[AVAILABLE DATA Boundary: Start]
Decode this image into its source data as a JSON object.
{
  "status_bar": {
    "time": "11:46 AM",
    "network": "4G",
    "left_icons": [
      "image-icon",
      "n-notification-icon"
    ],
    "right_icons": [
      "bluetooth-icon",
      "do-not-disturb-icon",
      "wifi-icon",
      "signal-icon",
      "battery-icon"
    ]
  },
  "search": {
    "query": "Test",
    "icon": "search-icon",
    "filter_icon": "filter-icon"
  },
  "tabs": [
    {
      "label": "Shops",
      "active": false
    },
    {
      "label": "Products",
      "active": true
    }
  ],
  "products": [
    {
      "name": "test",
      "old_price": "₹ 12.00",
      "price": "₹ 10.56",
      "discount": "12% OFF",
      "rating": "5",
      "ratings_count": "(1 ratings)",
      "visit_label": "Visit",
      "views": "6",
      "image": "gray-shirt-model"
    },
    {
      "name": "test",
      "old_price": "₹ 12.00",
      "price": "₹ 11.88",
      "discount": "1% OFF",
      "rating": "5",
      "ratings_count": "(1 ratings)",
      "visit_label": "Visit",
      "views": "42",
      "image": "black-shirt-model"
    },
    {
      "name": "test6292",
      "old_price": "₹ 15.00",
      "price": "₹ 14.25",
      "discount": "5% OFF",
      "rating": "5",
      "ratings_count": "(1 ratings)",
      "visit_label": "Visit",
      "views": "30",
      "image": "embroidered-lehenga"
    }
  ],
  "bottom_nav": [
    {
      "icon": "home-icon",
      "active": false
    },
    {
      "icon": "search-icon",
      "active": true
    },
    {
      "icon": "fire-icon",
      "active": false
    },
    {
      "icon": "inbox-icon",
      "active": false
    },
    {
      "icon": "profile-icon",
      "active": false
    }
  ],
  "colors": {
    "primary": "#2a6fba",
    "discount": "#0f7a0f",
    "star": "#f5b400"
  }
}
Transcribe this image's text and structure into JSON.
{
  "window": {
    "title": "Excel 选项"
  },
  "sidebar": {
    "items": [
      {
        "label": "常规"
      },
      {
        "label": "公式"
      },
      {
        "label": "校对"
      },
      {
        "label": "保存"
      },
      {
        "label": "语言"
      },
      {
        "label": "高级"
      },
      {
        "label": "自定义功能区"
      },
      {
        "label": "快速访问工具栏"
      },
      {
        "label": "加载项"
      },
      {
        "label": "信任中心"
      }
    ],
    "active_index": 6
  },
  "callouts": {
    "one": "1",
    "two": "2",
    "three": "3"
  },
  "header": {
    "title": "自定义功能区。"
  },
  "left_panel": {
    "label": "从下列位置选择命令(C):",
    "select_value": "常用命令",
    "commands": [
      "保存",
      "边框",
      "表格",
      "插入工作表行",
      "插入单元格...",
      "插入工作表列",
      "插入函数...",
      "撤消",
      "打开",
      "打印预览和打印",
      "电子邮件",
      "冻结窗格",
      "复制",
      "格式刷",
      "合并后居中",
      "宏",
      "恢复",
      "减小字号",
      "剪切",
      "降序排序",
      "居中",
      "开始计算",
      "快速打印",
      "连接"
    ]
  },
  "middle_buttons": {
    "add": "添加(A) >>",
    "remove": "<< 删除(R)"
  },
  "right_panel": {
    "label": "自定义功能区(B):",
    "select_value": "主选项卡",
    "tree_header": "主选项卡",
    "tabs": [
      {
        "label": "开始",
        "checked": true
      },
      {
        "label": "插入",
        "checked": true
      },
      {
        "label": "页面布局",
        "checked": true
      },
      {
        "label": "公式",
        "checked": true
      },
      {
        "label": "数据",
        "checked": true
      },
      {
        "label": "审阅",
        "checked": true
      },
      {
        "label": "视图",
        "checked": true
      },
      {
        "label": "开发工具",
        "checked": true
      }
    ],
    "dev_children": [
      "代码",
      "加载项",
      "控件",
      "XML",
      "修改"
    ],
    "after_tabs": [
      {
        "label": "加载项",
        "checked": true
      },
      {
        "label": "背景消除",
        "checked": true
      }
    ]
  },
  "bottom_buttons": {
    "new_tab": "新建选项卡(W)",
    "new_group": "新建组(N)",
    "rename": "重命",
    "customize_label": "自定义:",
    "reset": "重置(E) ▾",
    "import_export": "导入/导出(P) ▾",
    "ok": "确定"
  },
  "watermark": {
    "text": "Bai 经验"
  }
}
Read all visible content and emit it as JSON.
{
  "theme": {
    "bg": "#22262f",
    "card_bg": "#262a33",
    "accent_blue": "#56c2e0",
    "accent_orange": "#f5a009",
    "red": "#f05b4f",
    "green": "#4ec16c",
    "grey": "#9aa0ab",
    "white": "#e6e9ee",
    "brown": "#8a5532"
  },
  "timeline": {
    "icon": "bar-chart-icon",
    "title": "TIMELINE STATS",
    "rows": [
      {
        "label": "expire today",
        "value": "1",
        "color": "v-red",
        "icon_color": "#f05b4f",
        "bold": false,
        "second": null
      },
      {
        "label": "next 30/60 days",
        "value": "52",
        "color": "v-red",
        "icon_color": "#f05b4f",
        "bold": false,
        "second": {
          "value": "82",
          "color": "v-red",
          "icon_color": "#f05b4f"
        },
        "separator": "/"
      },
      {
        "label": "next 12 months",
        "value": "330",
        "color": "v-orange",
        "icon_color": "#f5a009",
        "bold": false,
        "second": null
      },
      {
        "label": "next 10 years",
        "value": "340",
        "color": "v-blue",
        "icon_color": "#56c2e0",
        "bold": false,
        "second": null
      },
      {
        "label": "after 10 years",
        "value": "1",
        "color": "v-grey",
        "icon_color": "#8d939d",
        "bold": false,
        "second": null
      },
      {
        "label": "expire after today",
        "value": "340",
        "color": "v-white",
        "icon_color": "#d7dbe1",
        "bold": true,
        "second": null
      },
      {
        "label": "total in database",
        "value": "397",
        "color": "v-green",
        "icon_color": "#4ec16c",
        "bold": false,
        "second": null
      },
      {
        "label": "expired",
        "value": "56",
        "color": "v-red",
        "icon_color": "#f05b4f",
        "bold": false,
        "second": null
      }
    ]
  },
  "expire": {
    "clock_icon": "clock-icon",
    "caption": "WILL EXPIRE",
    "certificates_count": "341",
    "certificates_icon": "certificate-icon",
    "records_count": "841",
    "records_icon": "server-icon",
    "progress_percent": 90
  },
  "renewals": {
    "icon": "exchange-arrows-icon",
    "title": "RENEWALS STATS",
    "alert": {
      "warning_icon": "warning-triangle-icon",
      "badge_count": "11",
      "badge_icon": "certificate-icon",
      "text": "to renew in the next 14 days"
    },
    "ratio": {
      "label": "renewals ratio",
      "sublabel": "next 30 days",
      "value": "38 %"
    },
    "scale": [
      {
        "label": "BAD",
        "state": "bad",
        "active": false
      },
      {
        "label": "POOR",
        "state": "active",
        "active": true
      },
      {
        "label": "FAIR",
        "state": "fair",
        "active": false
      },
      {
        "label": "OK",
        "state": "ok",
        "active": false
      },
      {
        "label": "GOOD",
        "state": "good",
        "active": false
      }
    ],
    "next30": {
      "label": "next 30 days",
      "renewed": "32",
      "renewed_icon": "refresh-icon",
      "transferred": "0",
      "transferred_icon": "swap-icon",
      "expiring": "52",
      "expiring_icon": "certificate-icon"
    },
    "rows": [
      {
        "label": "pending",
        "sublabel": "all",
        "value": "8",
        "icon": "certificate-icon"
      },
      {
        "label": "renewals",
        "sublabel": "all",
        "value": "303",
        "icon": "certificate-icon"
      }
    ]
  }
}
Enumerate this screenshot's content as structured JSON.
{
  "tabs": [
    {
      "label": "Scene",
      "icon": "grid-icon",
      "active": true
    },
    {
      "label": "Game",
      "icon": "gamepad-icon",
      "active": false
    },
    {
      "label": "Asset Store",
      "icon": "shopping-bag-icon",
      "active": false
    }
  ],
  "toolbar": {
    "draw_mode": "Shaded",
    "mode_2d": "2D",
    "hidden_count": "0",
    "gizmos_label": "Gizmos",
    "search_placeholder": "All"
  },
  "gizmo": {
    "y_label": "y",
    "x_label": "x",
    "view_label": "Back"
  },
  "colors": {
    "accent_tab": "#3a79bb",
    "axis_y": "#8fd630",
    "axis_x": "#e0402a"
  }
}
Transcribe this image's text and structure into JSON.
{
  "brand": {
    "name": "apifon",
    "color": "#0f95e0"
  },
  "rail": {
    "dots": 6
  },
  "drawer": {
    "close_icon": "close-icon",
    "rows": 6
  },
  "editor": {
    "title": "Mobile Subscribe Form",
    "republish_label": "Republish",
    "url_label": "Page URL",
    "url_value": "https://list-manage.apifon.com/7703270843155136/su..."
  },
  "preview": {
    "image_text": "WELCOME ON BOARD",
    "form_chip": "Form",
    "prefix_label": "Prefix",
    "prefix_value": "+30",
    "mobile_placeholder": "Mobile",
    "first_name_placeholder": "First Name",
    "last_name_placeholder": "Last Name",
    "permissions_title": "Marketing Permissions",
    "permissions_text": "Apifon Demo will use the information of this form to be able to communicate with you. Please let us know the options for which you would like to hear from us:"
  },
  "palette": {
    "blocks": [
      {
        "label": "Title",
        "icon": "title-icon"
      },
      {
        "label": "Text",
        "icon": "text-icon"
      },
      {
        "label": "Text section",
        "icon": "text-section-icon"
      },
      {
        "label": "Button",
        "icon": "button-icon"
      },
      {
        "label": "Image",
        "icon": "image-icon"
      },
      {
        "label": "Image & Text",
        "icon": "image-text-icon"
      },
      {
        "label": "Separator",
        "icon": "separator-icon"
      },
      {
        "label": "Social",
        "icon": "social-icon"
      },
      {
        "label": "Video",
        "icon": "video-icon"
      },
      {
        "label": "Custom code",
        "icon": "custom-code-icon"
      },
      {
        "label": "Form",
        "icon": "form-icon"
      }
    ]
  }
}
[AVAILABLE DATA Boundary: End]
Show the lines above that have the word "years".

        "label": "next 10 years",
        "label": "after 10 years",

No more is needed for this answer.